In my latest reading of Joseph Telushkin’s A Code of Jewish Ethics, Volume 2: Love Your Neighbor As Yourself, Telushkin talks about such issues as what to do when you are a guest, what to say when you visit a sick person, and death.
For the first issue, being a guest, some stuff on page 58 was especially meaningful to me. Telushkin says that we should not have an exaggerated sensitivity that leads us to say that we’re not hungry when we really are, something that many of us do because we don’t want to appear as if we came just for the food. Telushkin cites Kallah Rabbati 9. Telushkin also says that, if we are reserved, we should take special care to be sociable—-to listen to the people who have invited us and to talk with them, beyond giving them one-word answers. Telushkin tells a story about a rabbi and a friend who ate with a talkative woman, and the friend focused on studying his holy book while ignoring the woman who invited him. The rabbi told him that he basically stole the meal from the woman, since she invited him expecting for him to converse with her.
On visiting the sick, we are to say a prayer for the person when we get to the sick person’s room. We are also to try to talk with the person about things other than his illness (which is not an iron-clad rule, but rather it’s an acknowledgement that many sick people would like to think about things other than their sickness, every once in a while). One point that Telushkin made was that people at hospitals and nursing homes tend to enter people’s rooms without permission, something they would not dream of doing were it somebody’s house. This stood out to me because I used to work at a nursing home, and, as I look back, I probably should have knocked at the residents’ door more and asked them if they wanted company, rather than just plowing into the room and talking with them (as much as they appreciated my visits).
Regarding death, Telushkin talks about a shomer, someone who takes care of a dying person.

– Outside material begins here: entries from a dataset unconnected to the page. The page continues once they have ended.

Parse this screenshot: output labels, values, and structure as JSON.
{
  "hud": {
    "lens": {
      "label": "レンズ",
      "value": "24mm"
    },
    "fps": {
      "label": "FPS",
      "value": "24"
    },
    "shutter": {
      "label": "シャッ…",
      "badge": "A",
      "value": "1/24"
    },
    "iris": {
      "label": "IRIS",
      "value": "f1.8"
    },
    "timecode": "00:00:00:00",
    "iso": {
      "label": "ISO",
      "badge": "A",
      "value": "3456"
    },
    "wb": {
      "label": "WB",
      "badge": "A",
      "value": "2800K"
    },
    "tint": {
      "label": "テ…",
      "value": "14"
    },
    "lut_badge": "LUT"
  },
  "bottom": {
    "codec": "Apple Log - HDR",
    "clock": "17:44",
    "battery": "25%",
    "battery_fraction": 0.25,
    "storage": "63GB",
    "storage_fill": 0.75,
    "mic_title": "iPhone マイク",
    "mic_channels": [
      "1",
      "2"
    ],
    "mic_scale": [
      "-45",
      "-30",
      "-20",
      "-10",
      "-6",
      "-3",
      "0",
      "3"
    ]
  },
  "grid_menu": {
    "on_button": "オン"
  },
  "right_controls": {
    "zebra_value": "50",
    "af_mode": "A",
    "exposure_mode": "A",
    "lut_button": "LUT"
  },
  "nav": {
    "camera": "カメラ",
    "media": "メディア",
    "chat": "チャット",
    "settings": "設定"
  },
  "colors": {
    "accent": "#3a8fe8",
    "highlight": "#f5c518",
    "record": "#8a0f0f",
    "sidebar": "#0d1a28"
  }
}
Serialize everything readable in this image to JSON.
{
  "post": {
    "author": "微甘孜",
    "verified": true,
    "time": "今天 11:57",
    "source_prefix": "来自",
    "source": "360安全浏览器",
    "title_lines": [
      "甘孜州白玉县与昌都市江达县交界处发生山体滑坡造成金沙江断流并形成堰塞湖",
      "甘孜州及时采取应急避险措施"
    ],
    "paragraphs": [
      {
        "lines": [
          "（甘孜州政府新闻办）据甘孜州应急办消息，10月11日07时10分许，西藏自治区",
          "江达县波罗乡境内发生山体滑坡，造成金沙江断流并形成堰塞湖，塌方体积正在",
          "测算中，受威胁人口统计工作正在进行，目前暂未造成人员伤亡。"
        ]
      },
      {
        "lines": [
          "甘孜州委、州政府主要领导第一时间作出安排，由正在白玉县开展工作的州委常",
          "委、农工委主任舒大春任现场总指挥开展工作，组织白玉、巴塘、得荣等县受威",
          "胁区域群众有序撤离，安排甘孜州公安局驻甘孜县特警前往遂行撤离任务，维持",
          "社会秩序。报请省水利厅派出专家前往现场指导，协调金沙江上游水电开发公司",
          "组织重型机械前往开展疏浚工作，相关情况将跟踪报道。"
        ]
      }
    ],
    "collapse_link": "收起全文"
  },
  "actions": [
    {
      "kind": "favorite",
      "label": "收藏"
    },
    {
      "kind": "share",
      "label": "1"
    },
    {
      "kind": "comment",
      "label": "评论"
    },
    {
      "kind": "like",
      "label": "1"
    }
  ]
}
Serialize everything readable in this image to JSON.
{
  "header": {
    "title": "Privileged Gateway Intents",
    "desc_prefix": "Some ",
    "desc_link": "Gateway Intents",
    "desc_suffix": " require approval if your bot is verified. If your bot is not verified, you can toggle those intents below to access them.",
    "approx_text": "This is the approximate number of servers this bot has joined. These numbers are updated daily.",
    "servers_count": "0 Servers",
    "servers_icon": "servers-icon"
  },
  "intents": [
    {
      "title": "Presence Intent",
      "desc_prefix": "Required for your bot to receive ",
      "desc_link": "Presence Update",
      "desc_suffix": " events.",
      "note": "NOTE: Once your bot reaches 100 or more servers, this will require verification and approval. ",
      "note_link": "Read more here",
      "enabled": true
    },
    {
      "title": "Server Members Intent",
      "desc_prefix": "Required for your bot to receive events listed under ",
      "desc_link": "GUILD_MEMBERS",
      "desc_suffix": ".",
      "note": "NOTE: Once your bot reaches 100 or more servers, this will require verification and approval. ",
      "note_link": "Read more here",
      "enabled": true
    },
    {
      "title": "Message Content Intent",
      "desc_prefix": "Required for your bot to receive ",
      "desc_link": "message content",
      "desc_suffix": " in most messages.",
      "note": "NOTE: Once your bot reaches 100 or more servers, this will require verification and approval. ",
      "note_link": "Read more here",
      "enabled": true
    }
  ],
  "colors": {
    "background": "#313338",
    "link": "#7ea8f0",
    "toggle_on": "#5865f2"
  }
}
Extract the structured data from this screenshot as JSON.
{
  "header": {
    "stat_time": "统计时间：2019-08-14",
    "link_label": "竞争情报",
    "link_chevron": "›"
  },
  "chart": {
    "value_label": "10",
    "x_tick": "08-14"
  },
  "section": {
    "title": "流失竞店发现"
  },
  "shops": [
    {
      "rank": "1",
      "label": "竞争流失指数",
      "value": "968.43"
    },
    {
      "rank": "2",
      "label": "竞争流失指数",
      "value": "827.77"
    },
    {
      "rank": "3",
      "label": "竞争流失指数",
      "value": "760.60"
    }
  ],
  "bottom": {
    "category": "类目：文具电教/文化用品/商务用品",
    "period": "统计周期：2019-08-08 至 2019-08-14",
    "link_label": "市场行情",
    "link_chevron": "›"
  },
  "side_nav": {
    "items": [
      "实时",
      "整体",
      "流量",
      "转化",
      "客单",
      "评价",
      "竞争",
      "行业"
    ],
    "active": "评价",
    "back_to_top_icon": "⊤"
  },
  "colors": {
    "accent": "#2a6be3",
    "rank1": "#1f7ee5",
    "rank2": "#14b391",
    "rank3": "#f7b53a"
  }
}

According to Telushkin, the shomer is exempt from positive commandments, such as the commands about prayer and tefillin. Telushkin cites Babylonian Talmud Berachot 18a.